These strange goings-on’s  finally came to an unexpected conclusion when Dan and his cousin solved the mystery that filled the summer of 1909/1910 at the Kanzler Bros. Wood Yard.

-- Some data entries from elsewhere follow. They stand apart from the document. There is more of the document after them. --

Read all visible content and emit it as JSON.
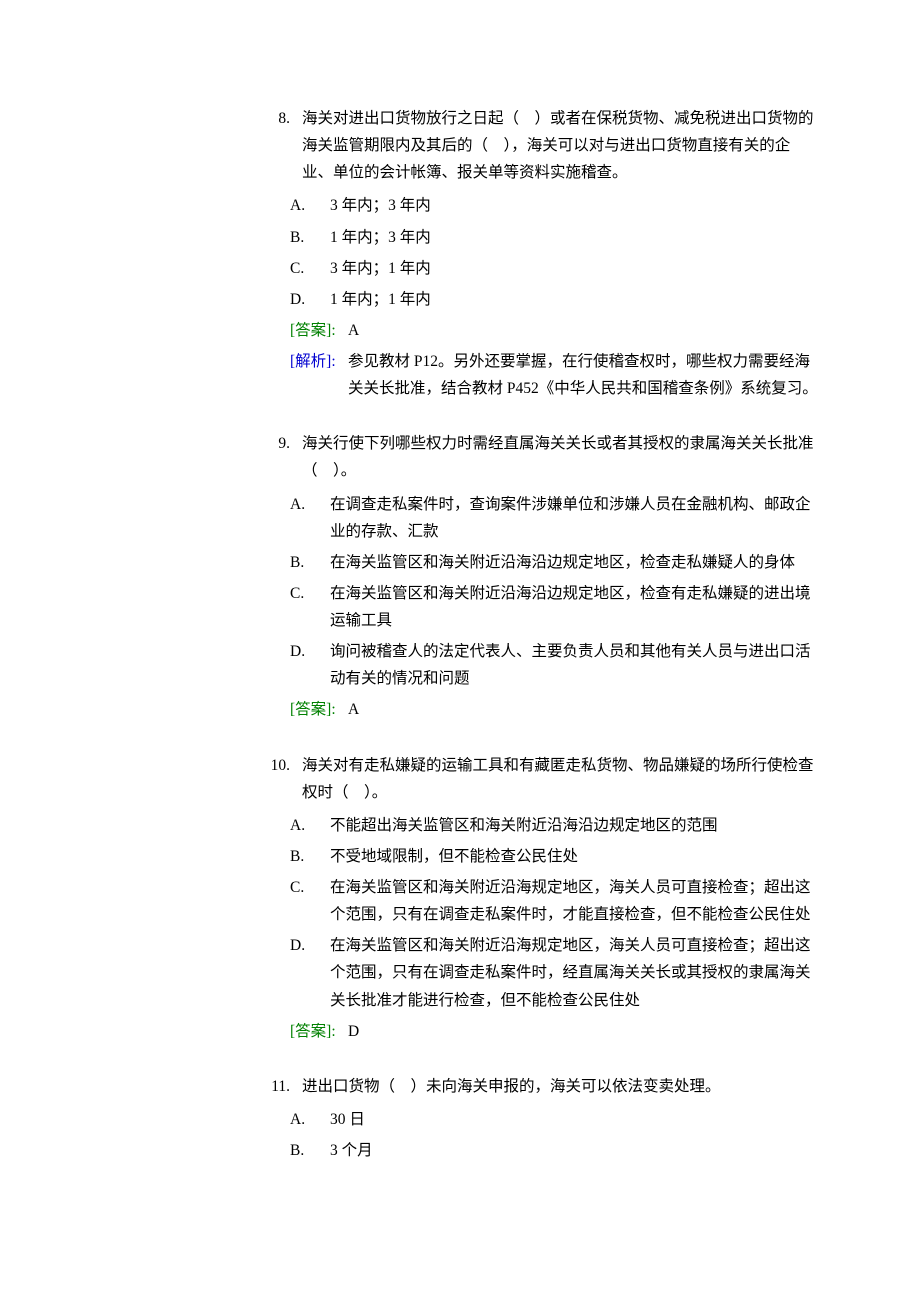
{
  "questions": [
    {
      "num": "8.",
      "stem": "海关对进出口货物放行之日起（　）或者在保税货物、减免税进出口货物的海关监管期限内及其后的（　），海关可以对与进出口货物直接有关的企业、单位的会计帐簿、报关单等资料实施稽查。",
      "options": [
        {
          "letter": "A.",
          "text": "3 年内；3 年内"
        },
        {
          "letter": "B.",
          "text": "1 年内；3 年内"
        },
        {
          "letter": "C.",
          "text": "3 年内；1 年内"
        },
        {
          "letter": "D.",
          "text": "1 年内；1 年内"
        }
      ],
      "answer_label": "[答案]:",
      "answer": "A",
      "explain_label": "[解析]:",
      "explain": "参见教材 P12。另外还要掌握，在行使稽查权时，哪些权力需要经海关关长批准，结合教材 P452《中华人民共和国稽查条例》系统复习。"
    },
    {
      "num": "9.",
      "stem": "海关行使下列哪些权力时需经直属海关关长或者其授权的隶属海关关长批准（　）。",
      "options": [
        {
          "letter": "A.",
          "text": "在调查走私案件时，查询案件涉嫌单位和涉嫌人员在金融机构、邮政企业的存款、汇款"
        },
        {
          "letter": "B.",
          "text": "在海关监管区和海关附近沿海沿边规定地区，检查走私嫌疑人的身体"
        },
        {
          "letter": "C.",
          "text": "在海关监管区和海关附近沿海沿边规定地区，检查有走私嫌疑的进出境运输工具"
        },
        {
          "letter": "D.",
          "text": "询问被稽查人的法定代表人、主要负责人员和其他有关人员与进出口活动有关的情况和问题"
        }
      ],
      "answer_label": "[答案]:",
      "answer": "A"
    },
    {
      "num": "10.",
      "stem": "海关对有走私嫌疑的运输工具和有藏匿走私货物、物品嫌疑的场所行使检查权时（　）。",
      "options": [
        {
          "letter": "A.",
          "text": "不能超出海关监管区和海关附近沿海沿边规定地区的范围"
        },
        {
          "letter": "B.",
          "text": "不受地域限制，但不能检查公民住处"
        },
        {
          "letter": "C.",
          "text": "在海关监管区和海关附近沿海规定地区，海关人员可直接检查；超出这个范围，只有在调查走私案件时，才能直接检查，但不能检查公民住处"
        },
        {
          "letter": "D.",
          "text": "在海关监管区和海关附近沿海规定地区，海关人员可直接检查；超出这个范围，只有在调查走私案件时，经直属海关关长或其授权的隶属海关关长批准才能进行检查，但不能检查公民住处"
        }
      ],
      "answer_label": "[答案]:",
      "answer": "D"
    },
    {
      "num": "11.",
      "stem": "进出口货物（　）未向海关申报的，海关可以依法变卖处理。",
      "options": [
        {
          "letter": "A.",
          "text": "30 日"
        },
        {
          "letter": "B.",
          "text": "3 个月"
        }
      ]
    }
  ]
}
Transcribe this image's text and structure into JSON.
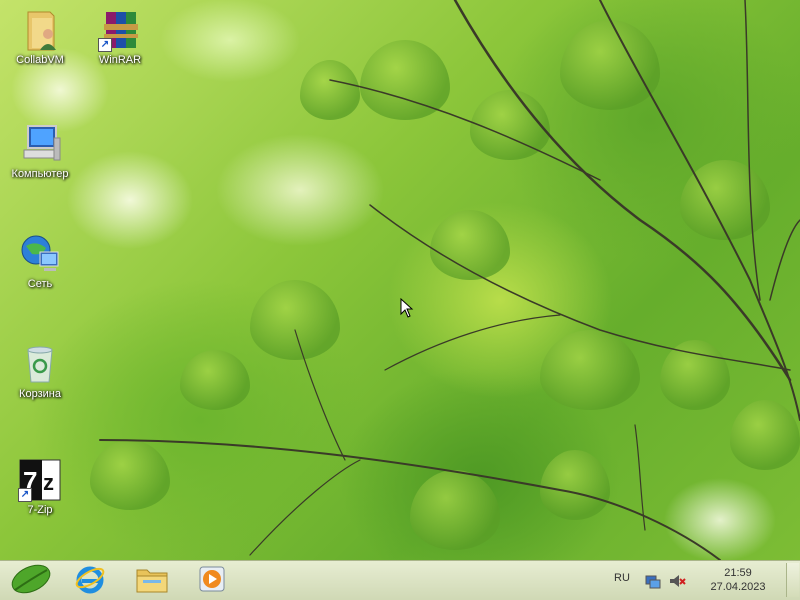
{
  "desktop": {
    "icons": [
      {
        "label": "CollabVM",
        "icon": "folder-user-icon"
      },
      {
        "label": "WinRAR",
        "icon": "winrar-icon"
      },
      {
        "label": "Компьютер",
        "icon": "computer-icon"
      },
      {
        "label": "Сеть",
        "icon": "network-icon"
      },
      {
        "label": "Корзина",
        "icon": "recycle-bin-icon"
      },
      {
        "label": "7-Zip",
        "icon": "7zip-icon"
      }
    ]
  },
  "taskbar": {
    "start_icon": "start-leaf-icon",
    "pinned": [
      {
        "name": "internet-explorer",
        "icon": "ie-icon"
      },
      {
        "name": "file-explorer",
        "icon": "explorer-folder-icon"
      },
      {
        "name": "media-player",
        "icon": "media-player-icon"
      }
    ],
    "language": "RU",
    "clock_time": "21:59",
    "clock_date": "27.04.2023"
  },
  "colors": {
    "taskbar_bg": "#dde4c4",
    "wallpaper_green": "#7dbd35"
  }
}
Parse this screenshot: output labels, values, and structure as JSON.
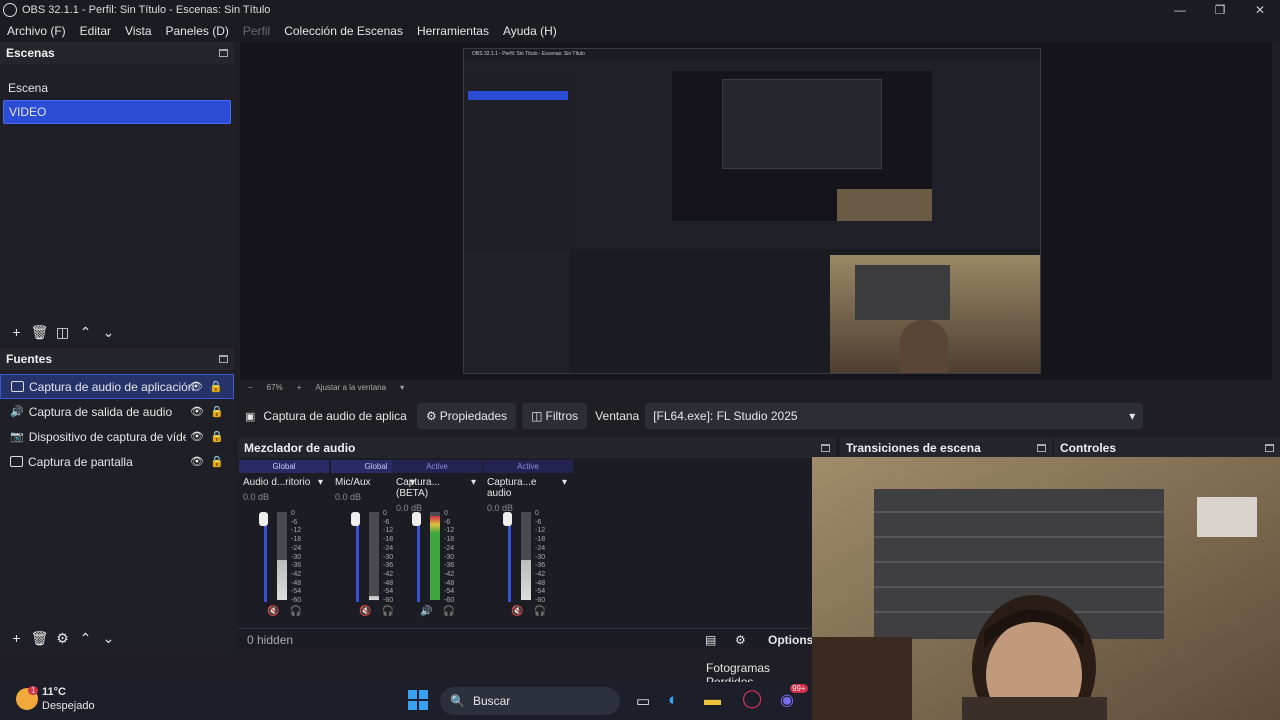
{
  "window": {
    "title": "OBS 32.1.1 - Perfil: Sin Título - Escenas: Sin Título"
  },
  "menu": [
    {
      "label": "Archivo (F)",
      "enabled": true
    },
    {
      "label": "Editar",
      "enabled": true
    },
    {
      "label": "Vista",
      "enabled": true
    },
    {
      "label": "Paneles (D)",
      "enabled": true
    },
    {
      "label": "Perfil",
      "enabled": false
    },
    {
      "label": "Colección de Escenas",
      "enabled": true
    },
    {
      "label": "Herramientas",
      "enabled": true
    },
    {
      "label": "Ayuda (H)",
      "enabled": true
    }
  ],
  "scenes": {
    "title": "Escenas",
    "items": [
      {
        "label": "Escena",
        "selected": false
      },
      {
        "label": "VIDEO",
        "selected": true
      }
    ]
  },
  "sources": {
    "title": "Fuentes",
    "items": [
      {
        "label": "Captura de audio de aplicación",
        "icon": "app-audio-icon",
        "selected": true
      },
      {
        "label": "Captura de salida de audio",
        "icon": "speaker-icon",
        "selected": false
      },
      {
        "label": "Dispositivo de captura de vídeo",
        "icon": "camera-icon",
        "selected": false
      },
      {
        "label": "Captura de pantalla",
        "icon": "monitor-icon",
        "selected": false
      }
    ]
  },
  "zoombar": {
    "zoom": "67%",
    "fit": "Ajustar a la ventana"
  },
  "context": {
    "source_name": "Captura de audio de aplica",
    "properties": "Propiedades",
    "filters": "Filtros",
    "window_label": "Ventana",
    "window_value": "[FL64.exe]: FL Studio 2025"
  },
  "mixer": {
    "title": "Mezclador de audio",
    "channels": [
      {
        "tag": "Global",
        "name": "Audio d...ritorio",
        "db": "0.0 dB",
        "level": 0.45,
        "muted": true
      },
      {
        "tag": "Global",
        "name": "Mic/Aux",
        "db": "0.0 dB",
        "level": 0.05,
        "muted": true
      },
      {
        "tag": "Active",
        "name": "Captura... (BETA)",
        "db": "0.0 dB",
        "level": 0.95,
        "muted": false
      },
      {
        "tag": "Active",
        "name": "Captura...e audio",
        "db": "0.0 dB",
        "level": 0.45,
        "muted": true
      }
    ],
    "scale": [
      "0",
      "-6",
      "-12",
      "-18",
      "-24",
      "-30",
      "-36",
      "-42",
      "-48",
      "-54",
      "-60"
    ],
    "hidden": "0 hidden",
    "options": "Options"
  },
  "transitions": {
    "title": "Transiciones de escena"
  },
  "controls": {
    "title": "Controles"
  },
  "stats": {
    "dropped": "Fotogramas Perdidos"
  },
  "weather": {
    "temp": "11°C",
    "desc": "Despejado",
    "badge": "1"
  },
  "taskbar": {
    "search": "Buscar",
    "badge": "99+"
  },
  "nested": {
    "title": "OBS 32.1.1 - Perfil: Sin Título - Escenas: Sin Título"
  },
  "colors": {
    "accent": "#2b4dd6",
    "meter_green": "#3fa63f",
    "meter_red": "#d0304a"
  }
}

The characters are actual people that lived at that time except the saloon keeper, Fritz Lang. While Fritz’s name has been changed, the name of the saloon, Germania, has not.   The central character, Dan Kanzler, was the author’s great uncle, and Elmer Miller was actually Dan’s cousin. George and Maria Kanzler were the author’s great grandparents, and Pete and Lydia Koch were the author’s grandparents. Incidents such as the dance pavilion, at the Pioneer Picnic grounds, actually did burn down under mysterious circumstances in 1910. Ritzville finally got their long awaited new brick depot in 1910 and the Adams County Fair made its debut in that same year. George and John Kanzler actually opened their new wood yard, also in 1910. A quick search of Ritzville history will reveal that Klaus Clodius was the president of the German American State Bank. In short, this work is loaded from cover to cover with actual events, places, and people of that day.

Below is a partial list of historical places and events of that day.

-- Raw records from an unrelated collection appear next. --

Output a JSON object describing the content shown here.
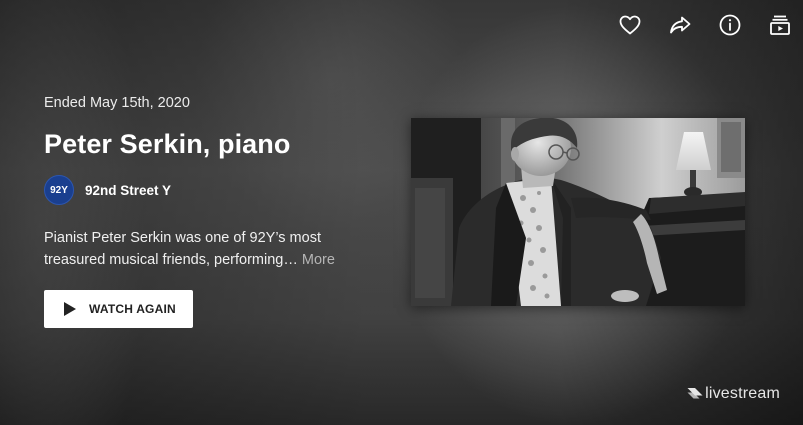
{
  "event": {
    "status": "Ended May 15th, 2020",
    "title": "Peter Serkin, piano",
    "description": "Pianist Peter Serkin was one of 92Y’s most treasured musical friends, performing…",
    "more_label": "More"
  },
  "organization": {
    "logo_text": "92Y",
    "name": "92nd Street Y"
  },
  "actions": {
    "watch_again_label": "WATCH AGAIN"
  },
  "top_icons": [
    "heart-icon",
    "share-icon",
    "info-icon",
    "playlist-icon"
  ],
  "brand": {
    "name": "livestream"
  },
  "colors": {
    "logo_blue": "#1a3f8f",
    "button_bg": "#ffffff",
    "more_text": "#b5b5b5"
  }
}
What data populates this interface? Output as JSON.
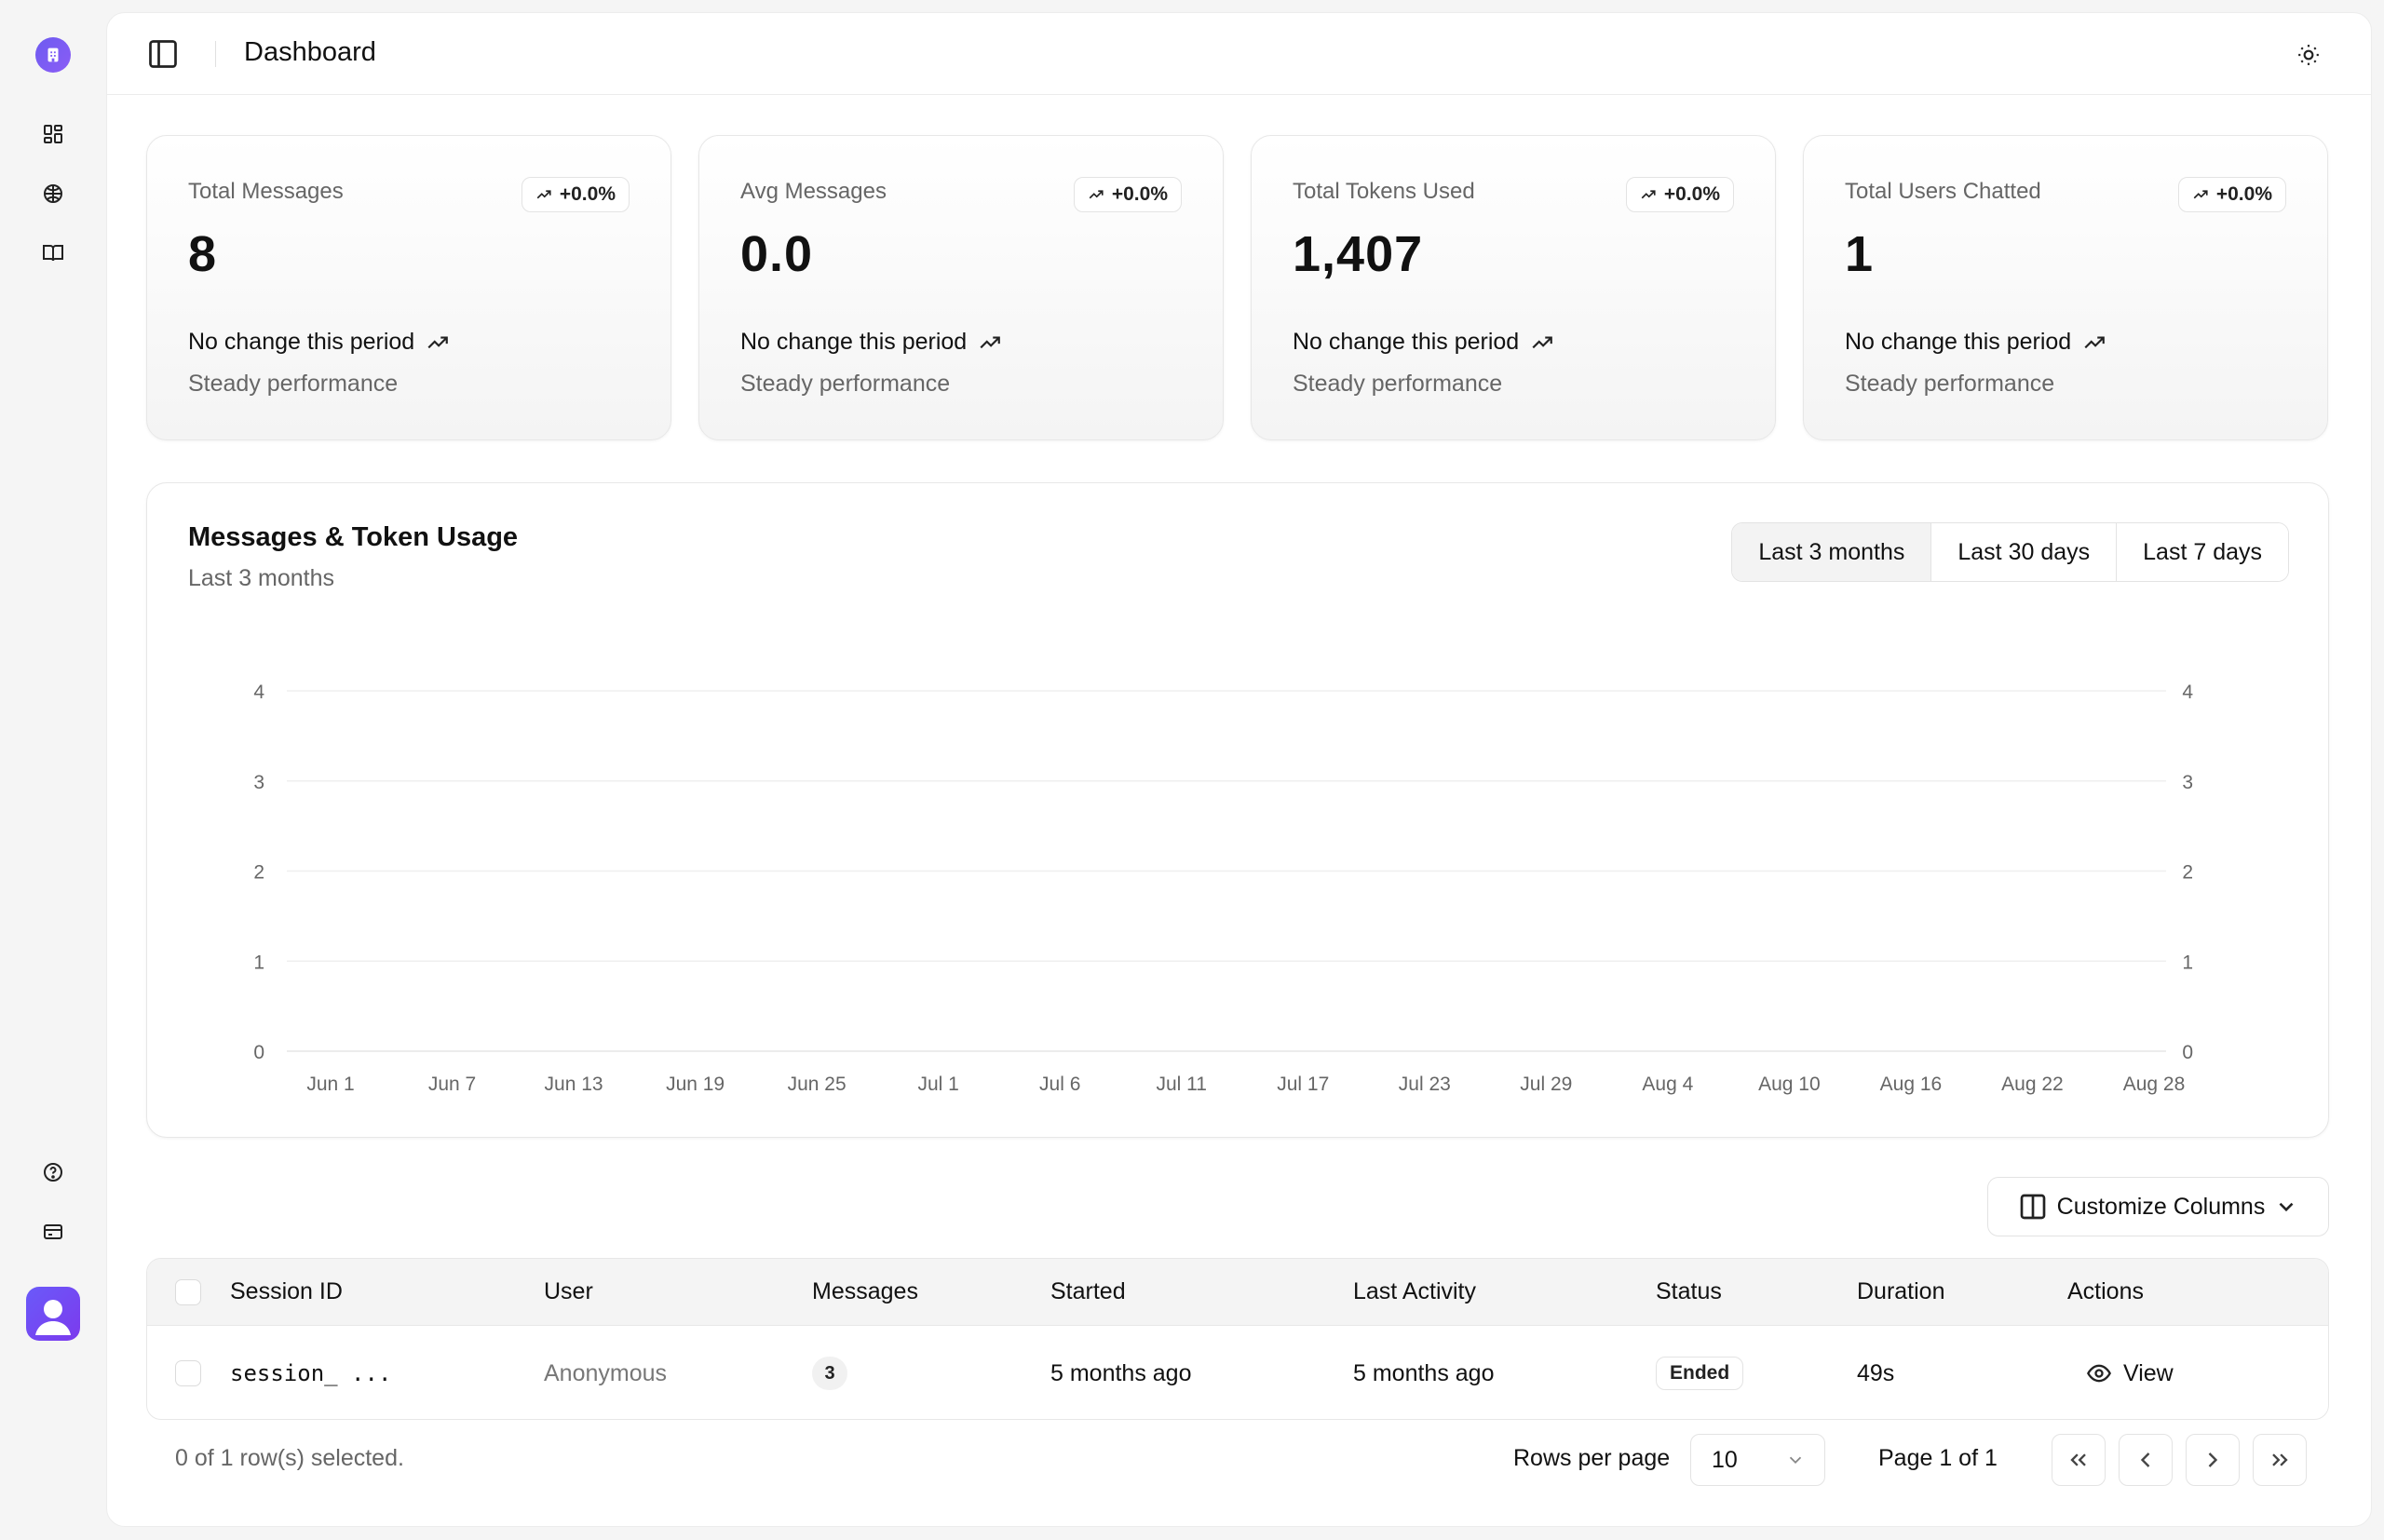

  • Pioneer Picnic
  • Ritzville Trading Company
  • Ritzville, Washington history
  • Adams County Fair
  • Kanzler Bros. Wood Yard
  • Ritzville horse racing
  • Adams County history

This historical novel is a fast-paced adventure that is based on actual events of that day. Mystery At Kanzler Bros. Wood Yard, with 257 pages, is available in both soft cover and hard cover. A nostalgic read for those interested in Ritzville and Adams County history.


Additional information


Hardcover, Softcover